Saturday, May 22, 2010

Abortion and Double Effect

The case of the abortion performed in a Catholic hospital in Arizona and approved by a nun there--see my post below for May 18--may be more complex than I at first thought. The principle of double effect invoked in this case distinguishes between acts performed as directly intended means to another effect (e.g., killing one innocent human being in order to save the life of another) on one hand and, on the other, acts to achieve another outcome that have a foreseen but unintended effect (e.g., e.g., treating cancer in a pregnant woman with the foreseen but unintended effect of killing her unborn child). In one case, the fetus (let's say) is deliberately killed in order to save the mother. In the other, the aim is to treat the cancer, not to kill the fetus, even though that is an unintended side effect of the cancer treatment. The latter is allowable according to Church teaching and orthodox Catholic moral theologians, the former not because it violates the exceptionless norm of not intentionally killing an innocent human being.

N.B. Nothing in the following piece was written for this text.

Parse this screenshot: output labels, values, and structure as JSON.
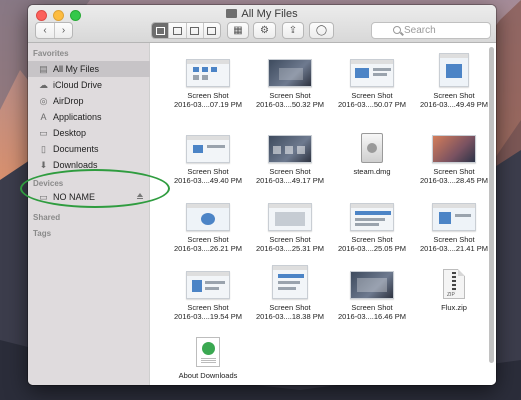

The questions and complications involved in this apparently simple distinction are many and considerable. There is a very interesting discussion of this in the context of the Arizona case at

Both the article by philosopher and theologian Michael Liccione and the rich discussion in the Comments section below bring out some of those questions and complexities.

See also the article by Elizabeth Anscombe published originally in 1967 in a magazine I founded and edited back in the day, (The Oxford Review 5, 1967, pp.16-17), "Who Is Wronged: Philippa Foot on Double Effect: One Point." It is republished in the collection of her essays on Human Life, Action and Ethics edited by Mary Geach and Luke Gormally.

No comments:

Post a Comment